Other uses of ethanol include utilizing it as rocket fuel, or as a base chemical for other organic compounds. It plays a role as an antiseptic, most commonly in antibacterial hand sanitizer gels, as ethanol is known to kill organisms and to be effective against most bacteria and fungi. Another area of use is treatment for poisoning by other alcohols, particularly methanol. Ethanol is also a solvent, found in paints and some personal care products such as perfumes and deodorants.
Historically, prior to the development of modern medicine, alcohol served a multitude of medical purposes. It was reputed to be a truth drug, as is evident by the Latin saying ‘in vino veritas’ (in wine lies the truth’), as well as medicine for depression.
What Is Alcohol Made Of?
Chemically, all alcohols can be defined as organic compounds in which a hydroxyl functional group (-OH) is bound to a carbon atom. In simpler terms, alcohols are made of carbon, oxygen and hydrogen. Ethanol specifically, being a subset of alcohol, retains this structure while refining it into the empirical molecular formula of C2H6O, translating into two carbon atoms, six hydrogen atoms and one oxygen atom. The process of fermentation turns sugars, principally glucose and sucrose, into ethanol, by heating them up to 35-40 degrees.

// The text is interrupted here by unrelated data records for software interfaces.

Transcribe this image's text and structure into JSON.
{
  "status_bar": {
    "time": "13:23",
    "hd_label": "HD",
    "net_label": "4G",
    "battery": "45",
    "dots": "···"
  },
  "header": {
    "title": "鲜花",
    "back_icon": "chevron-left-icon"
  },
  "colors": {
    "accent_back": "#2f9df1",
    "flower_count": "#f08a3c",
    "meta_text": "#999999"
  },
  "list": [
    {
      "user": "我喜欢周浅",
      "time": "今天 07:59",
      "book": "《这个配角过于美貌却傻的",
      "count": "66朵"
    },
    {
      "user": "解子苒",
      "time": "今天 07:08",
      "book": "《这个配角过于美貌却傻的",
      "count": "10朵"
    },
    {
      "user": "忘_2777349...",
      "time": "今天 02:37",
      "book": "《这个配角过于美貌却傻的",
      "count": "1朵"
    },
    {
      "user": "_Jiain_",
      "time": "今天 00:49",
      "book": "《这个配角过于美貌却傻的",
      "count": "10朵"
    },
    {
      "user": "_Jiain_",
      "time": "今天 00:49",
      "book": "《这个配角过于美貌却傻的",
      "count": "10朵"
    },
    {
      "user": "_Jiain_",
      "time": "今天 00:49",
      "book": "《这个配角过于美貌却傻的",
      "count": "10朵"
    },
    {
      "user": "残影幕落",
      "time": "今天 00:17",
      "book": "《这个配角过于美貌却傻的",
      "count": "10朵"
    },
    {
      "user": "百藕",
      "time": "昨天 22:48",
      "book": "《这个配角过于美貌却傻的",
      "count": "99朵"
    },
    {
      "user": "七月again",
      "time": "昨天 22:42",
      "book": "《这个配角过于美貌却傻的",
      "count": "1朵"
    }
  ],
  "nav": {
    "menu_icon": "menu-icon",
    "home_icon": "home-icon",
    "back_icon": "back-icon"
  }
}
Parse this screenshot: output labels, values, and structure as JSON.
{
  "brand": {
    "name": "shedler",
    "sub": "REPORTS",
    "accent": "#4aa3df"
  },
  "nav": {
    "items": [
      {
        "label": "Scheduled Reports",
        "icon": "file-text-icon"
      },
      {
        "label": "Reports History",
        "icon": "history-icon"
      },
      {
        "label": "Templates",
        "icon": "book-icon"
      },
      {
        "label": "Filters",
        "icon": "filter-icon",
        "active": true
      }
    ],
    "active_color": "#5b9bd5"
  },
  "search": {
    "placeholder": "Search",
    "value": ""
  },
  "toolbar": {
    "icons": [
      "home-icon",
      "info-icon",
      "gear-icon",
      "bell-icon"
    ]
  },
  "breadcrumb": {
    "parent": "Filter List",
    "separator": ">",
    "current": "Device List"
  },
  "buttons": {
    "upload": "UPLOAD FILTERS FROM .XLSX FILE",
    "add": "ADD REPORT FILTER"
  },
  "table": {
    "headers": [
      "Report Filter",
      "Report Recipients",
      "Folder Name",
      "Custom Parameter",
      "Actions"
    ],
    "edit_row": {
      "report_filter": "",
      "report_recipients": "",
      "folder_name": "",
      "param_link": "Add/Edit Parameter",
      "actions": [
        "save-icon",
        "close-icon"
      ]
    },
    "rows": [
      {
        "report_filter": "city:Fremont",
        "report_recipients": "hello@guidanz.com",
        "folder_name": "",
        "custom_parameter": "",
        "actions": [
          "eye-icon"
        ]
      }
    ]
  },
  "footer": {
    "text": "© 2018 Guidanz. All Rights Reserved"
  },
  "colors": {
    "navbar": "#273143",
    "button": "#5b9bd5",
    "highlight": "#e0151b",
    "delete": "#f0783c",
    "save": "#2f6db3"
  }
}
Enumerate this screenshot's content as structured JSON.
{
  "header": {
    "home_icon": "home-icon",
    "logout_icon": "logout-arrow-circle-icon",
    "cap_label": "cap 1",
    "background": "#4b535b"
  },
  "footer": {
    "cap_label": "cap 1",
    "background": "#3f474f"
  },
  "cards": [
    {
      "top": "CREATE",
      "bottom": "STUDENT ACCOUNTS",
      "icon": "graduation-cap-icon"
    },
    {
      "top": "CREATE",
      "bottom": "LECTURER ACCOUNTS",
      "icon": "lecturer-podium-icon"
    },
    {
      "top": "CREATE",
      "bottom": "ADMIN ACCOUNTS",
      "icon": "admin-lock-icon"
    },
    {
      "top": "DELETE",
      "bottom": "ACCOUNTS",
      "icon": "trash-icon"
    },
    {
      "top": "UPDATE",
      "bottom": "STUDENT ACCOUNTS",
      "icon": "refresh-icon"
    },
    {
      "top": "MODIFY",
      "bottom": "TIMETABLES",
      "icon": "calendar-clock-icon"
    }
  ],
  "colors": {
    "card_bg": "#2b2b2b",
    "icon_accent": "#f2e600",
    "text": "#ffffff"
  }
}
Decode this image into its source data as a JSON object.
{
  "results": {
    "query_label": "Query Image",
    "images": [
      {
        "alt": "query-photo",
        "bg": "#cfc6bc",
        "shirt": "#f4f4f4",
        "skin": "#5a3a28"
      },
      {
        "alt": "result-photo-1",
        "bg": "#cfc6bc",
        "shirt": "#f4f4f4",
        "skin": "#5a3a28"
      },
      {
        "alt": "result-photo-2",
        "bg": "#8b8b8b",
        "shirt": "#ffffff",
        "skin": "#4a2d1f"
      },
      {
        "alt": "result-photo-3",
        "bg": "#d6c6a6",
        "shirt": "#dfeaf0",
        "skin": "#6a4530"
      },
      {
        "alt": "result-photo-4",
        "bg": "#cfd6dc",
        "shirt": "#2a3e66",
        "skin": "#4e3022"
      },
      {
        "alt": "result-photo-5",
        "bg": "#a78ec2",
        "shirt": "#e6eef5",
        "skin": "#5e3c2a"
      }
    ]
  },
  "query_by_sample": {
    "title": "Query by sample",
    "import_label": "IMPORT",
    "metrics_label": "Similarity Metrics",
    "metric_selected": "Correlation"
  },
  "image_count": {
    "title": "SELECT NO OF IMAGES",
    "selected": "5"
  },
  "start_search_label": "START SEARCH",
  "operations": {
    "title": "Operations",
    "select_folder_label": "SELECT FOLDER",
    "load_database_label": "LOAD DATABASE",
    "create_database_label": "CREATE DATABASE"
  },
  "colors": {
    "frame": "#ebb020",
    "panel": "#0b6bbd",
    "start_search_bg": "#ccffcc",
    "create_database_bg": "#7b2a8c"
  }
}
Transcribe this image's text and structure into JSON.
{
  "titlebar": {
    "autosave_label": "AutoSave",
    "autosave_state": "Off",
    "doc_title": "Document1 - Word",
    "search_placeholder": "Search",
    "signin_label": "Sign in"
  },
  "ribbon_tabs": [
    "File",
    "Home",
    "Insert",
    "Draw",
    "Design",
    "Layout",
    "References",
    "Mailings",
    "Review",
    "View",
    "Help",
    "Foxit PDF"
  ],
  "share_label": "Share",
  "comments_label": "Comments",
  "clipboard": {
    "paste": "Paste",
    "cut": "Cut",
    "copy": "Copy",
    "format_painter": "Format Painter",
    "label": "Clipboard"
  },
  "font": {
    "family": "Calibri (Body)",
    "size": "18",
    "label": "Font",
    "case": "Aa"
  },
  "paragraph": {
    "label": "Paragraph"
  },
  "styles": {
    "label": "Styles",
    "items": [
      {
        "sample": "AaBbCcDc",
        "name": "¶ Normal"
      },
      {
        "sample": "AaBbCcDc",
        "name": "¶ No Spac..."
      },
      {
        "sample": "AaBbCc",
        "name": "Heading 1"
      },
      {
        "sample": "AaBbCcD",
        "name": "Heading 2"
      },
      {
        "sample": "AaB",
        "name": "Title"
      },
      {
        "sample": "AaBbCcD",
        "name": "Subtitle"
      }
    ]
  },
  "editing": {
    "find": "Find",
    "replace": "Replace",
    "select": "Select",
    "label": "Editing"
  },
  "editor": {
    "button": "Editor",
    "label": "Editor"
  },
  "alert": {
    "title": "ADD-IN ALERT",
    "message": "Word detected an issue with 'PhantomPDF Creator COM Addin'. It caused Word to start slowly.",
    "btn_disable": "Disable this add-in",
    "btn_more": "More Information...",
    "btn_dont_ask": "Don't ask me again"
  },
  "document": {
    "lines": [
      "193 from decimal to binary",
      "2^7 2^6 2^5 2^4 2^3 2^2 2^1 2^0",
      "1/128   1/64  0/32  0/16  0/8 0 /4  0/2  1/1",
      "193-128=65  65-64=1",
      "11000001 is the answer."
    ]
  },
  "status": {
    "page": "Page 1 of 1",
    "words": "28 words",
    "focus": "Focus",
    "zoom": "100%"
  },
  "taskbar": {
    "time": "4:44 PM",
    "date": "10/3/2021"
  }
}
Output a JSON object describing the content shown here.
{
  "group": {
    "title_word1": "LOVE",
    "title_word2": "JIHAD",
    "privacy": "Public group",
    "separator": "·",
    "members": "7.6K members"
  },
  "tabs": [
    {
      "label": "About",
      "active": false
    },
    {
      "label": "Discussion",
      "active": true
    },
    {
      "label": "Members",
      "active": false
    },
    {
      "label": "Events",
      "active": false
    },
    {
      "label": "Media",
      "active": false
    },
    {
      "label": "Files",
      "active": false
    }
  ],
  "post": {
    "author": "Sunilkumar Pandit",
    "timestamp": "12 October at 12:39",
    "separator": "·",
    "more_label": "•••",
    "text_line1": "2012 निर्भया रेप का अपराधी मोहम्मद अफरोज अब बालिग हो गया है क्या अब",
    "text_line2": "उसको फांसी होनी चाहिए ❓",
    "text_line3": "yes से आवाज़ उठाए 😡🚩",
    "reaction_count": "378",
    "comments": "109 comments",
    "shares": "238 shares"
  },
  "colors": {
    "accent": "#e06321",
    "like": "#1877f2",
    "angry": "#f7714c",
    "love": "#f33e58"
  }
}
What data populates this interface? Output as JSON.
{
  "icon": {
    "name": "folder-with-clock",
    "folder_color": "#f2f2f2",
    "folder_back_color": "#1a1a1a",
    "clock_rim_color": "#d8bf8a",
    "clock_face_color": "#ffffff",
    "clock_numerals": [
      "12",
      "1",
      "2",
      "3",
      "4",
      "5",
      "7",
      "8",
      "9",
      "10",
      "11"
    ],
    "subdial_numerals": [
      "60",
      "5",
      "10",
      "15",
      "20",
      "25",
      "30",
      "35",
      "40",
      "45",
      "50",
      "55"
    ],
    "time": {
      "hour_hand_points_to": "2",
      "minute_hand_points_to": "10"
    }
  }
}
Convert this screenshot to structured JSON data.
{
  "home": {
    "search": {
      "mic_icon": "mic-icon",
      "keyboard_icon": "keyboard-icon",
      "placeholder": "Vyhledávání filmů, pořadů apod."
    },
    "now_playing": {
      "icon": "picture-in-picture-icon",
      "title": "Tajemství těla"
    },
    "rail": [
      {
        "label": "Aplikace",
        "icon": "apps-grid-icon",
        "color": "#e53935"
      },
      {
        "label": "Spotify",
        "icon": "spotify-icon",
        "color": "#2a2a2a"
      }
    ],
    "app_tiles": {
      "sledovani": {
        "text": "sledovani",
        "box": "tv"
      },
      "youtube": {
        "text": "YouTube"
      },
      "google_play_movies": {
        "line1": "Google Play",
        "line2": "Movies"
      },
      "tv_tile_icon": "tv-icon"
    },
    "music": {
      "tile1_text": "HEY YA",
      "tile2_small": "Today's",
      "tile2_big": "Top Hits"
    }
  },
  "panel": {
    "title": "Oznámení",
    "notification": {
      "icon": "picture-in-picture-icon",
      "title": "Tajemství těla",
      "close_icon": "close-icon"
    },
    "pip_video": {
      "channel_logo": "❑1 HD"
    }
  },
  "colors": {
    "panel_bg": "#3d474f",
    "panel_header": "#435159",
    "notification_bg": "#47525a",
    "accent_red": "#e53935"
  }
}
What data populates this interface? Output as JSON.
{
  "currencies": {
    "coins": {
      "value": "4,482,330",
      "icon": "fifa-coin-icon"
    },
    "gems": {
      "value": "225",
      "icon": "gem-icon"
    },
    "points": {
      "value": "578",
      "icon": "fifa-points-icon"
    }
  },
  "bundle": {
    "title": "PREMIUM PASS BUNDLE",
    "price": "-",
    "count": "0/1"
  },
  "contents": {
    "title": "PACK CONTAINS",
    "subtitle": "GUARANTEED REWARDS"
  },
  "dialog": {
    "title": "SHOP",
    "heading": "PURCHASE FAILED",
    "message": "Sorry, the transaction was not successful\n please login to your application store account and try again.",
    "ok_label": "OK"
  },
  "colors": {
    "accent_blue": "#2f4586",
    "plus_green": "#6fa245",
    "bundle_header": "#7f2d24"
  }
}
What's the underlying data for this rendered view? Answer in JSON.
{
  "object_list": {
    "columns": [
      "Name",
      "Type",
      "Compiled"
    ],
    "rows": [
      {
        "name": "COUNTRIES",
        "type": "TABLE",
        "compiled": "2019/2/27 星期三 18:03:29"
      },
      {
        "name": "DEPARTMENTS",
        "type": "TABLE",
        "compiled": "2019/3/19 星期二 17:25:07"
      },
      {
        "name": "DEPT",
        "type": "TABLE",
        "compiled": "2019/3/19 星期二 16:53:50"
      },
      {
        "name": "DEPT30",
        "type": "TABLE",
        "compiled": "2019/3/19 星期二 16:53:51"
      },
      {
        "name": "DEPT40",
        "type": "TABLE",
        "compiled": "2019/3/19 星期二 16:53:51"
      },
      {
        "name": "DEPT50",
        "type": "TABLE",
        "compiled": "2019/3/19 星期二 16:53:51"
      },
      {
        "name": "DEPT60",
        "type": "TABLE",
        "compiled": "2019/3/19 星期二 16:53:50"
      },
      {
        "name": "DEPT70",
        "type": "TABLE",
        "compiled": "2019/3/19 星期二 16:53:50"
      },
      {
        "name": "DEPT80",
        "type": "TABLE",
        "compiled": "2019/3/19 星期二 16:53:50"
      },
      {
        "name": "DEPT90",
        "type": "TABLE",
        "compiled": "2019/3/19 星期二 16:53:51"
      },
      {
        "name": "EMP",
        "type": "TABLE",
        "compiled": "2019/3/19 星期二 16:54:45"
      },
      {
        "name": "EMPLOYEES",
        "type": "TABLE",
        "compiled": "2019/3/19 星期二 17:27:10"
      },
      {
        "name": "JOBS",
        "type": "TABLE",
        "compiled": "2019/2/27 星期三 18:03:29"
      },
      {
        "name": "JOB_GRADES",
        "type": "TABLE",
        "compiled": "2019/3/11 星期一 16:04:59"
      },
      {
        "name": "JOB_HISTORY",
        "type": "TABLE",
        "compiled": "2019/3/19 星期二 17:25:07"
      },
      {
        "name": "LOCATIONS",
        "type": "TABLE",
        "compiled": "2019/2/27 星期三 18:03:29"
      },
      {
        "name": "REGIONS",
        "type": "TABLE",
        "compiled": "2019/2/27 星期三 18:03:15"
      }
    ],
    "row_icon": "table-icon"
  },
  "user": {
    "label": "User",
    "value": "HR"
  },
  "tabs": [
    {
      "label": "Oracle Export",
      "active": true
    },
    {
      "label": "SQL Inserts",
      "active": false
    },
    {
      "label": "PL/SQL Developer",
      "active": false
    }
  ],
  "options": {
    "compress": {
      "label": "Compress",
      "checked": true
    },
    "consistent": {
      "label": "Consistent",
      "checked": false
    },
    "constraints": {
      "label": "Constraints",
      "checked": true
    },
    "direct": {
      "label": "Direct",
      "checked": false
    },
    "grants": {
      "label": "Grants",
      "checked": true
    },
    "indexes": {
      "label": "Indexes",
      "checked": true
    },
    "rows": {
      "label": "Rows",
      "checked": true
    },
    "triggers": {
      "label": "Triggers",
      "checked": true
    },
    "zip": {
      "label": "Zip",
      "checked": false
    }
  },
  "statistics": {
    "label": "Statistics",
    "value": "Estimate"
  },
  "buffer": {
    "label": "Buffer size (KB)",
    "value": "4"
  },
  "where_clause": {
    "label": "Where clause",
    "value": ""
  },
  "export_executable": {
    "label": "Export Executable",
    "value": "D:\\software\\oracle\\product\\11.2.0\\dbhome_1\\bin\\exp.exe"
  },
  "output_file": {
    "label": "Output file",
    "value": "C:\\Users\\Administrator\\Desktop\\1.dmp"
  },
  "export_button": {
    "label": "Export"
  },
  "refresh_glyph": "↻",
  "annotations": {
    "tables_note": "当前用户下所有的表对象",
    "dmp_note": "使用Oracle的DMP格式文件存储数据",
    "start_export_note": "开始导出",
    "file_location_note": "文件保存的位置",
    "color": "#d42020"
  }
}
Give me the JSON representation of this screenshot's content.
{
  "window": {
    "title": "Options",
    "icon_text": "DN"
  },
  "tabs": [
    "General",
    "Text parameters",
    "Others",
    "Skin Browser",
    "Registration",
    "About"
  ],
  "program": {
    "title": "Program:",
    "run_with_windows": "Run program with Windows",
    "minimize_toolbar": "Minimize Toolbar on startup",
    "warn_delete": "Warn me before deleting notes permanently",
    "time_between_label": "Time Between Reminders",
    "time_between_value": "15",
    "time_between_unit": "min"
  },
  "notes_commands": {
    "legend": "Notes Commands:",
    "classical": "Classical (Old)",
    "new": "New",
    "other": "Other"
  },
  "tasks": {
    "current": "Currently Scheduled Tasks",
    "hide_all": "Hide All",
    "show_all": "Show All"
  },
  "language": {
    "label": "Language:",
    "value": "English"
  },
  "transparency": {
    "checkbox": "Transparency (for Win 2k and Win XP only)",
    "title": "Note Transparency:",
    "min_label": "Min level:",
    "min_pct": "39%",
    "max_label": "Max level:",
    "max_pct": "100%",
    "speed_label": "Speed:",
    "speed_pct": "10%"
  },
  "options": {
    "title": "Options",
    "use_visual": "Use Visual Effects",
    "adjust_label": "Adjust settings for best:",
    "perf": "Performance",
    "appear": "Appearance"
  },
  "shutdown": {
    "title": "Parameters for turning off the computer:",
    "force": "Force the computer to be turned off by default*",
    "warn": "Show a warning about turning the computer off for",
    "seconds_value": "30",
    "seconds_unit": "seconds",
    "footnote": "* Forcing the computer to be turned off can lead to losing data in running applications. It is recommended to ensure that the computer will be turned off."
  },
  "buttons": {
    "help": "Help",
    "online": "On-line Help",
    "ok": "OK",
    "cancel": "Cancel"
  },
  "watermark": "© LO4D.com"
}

Alcohol is probably the one of the most prominent recreational drug to achieve popularity among humans in both its rational consumption form, where it has seen wide acceptance and even encouragement in countless cultures, and in its extreme use forms, which not seldom lead to severe physical conditions, even death. Hardly any other drug is more associated with both leisure time convenience, ritual necessity, on the one hand, and on the other with groups such as Alcoholics Anonymous, products of many individuals being subdued to the drug’s addictive force.